Bayer Close to $10 Billion Roundup Settlement?

Canceled court cases fuel speculation

11.02.2020 -

Signs have been multiplying recently that Bayer is close to an out-of-court settlement of US plaintiffs’ claims that Monsanto’s legacy herbicide Roundup caused their cancer.

In December 2019, it was revealed that a symbolically significant case due to be heard in Monsanto’s US hometown of St. Louis, Missouri, before the end of the year had been delayed until Jan. 24, 2020, The court date was later canceled.

Bayer has meanwhile confirmed that a trial set to begin on Feb. 24 in a San Francisco, California, federal court will also not open on that date as scheduled. It has also asked a California appeals court to overturn an award of $86 million to a California couple in a Roundup trial dating from May 2019.

The newspaper Wall Street Journal, citing sources, now reports that Bayer is aiming to settle all present and future lawsuits for $10 billion, with several analysts commenting that the sum would be “positive” for the Leverkusen-based group.

From the start, management has been reluctant to settle out of court, expressing confidence that its argument that the glyphosate-based herbicide is safe to use and does not cause cancer will eventually hold sway.

CEO Werner Baumann said in December he expected appeals courts to begin reversing or adjusting the three US verdicts that awarded a total of $2.4 billion to plaintiffs. While some awards have been revised downward, an overturn of the judgments has remained elusive.

As yet, Bayer has declined to comment on how much it is willing to pay or a time frame for a settlement, but observers believe something will be announced well ahead of the annual general meeting scheduled for Apr. 28. Without positive news, Baumann could face another no-confidence vote, although its share price has recovered from its earlier steep plunge.

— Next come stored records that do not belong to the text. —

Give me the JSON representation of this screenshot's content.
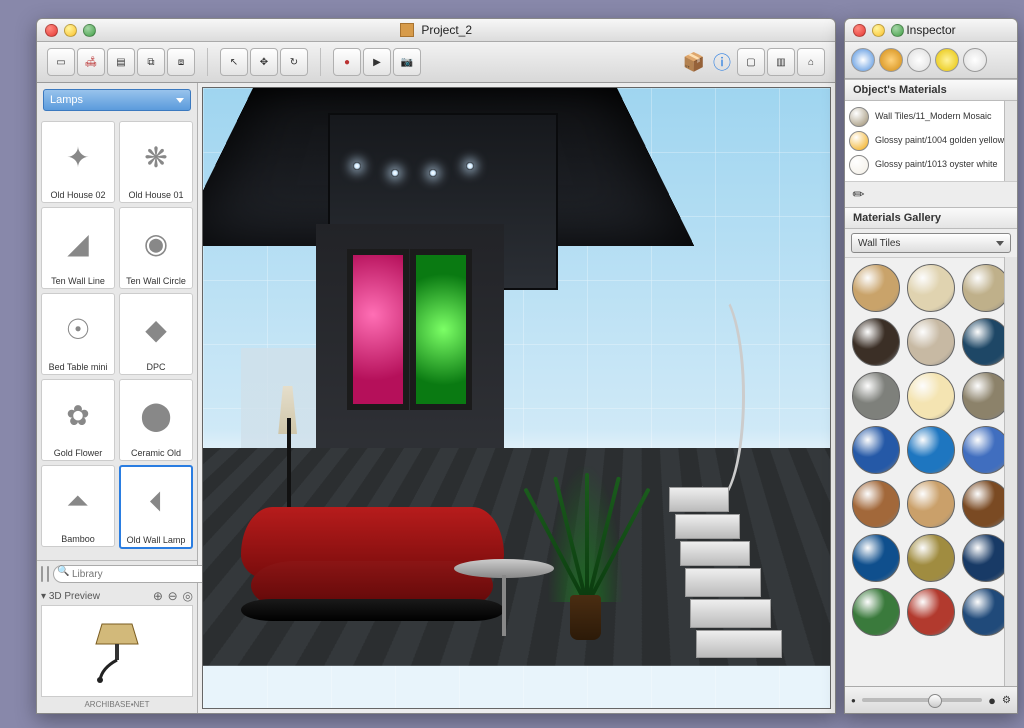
{
  "main": {
    "title": "Project_2",
    "sidebar": {
      "category": "Lamps",
      "items": [
        {
          "label": "Old House 02",
          "glyph": "✦"
        },
        {
          "label": "Old House 01",
          "glyph": "❋"
        },
        {
          "label": "Ten Wall Line",
          "glyph": "◢"
        },
        {
          "label": "Ten Wall Circle",
          "glyph": "◉"
        },
        {
          "label": "Bed Table mini",
          "glyph": "☉"
        },
        {
          "label": "DPC",
          "glyph": "◆"
        },
        {
          "label": "Gold Flower",
          "glyph": "✿"
        },
        {
          "label": "Ceramic Old",
          "glyph": "⬤"
        },
        {
          "label": "Bamboo",
          "glyph": "⏶"
        },
        {
          "label": "Old Wall Lamp",
          "glyph": "⏴",
          "selected": true
        }
      ],
      "search_placeholder": "Library",
      "preview_label": "3D Preview"
    }
  },
  "inspector": {
    "title": "Inspector",
    "materials_header": "Object's Materials",
    "materials": [
      {
        "name": "Wall Tiles/11_Modern Mosaic",
        "color": "#9a8c6e"
      },
      {
        "name": "Glossy paint/1004 golden yellow",
        "color": "#f2a90e"
      },
      {
        "name": "Glossy paint/1013 oyster white",
        "color": "#f3efe6"
      }
    ],
    "gallery_header": "Materials Gallery",
    "gallery_category": "Wall Tiles",
    "swatches": [
      "#c9a36a",
      "#e0d3b0",
      "#bfb08a",
      "#3b2f26",
      "#c7b9a3",
      "#1e4766",
      "#7e807b",
      "#f4e4b2",
      "#8c826a",
      "#2559a7",
      "#1e76c0",
      "#406ebf",
      "#a2683a",
      "#caa06a",
      "#7a4a23",
      "#0f4f8d",
      "#a08c40",
      "#183a66",
      "#3a7a3c",
      "#b23a2e",
      "#204a7a"
    ]
  }
}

The erstwhile chemicals giant now focused on life sciences has been in mediation over the Roundup litigation since 2019. Last month, court-appointed mediator Ken Feinberg estimated the number of pending cases at 75,000, though Bayer said the total was “under 50,000.” Its last officially communicated figure was 42,700, with all plaintiffs in the US.

EPA Renews Glyphosate Registration

In a bit of news already positive for the world’s largest agrochemicals manufacturer, the US Environmental Protection Agency (EPA) in late January renewed the registration of glyphosate, finding that the controversial compound presents “low or limited” potential risks to birds and mammals.

The US environmental watchdog, which has lost much of its bite during the presidency of Donald Trump, said it had found “insufficient evidence to conclude that glyphosate plays a role in any human disease.”

While Bayer managing board member Liam Condon, who has responsibility for the group’s agriculture business, commented that the EPA’s latest decision “adds to the long-term evaluation of leading international health authorities that these products are safe and that glyphosate is not carcinogenic,” environmental and health NGOs take a different view.

“The Trump EPA’s assertion that glyphosate poses no risks to human health disregards independent science findings in favor of confidential industry results and profits,” said Lori Ann Burd, director of environmental health at the US Center for Biological Diversity.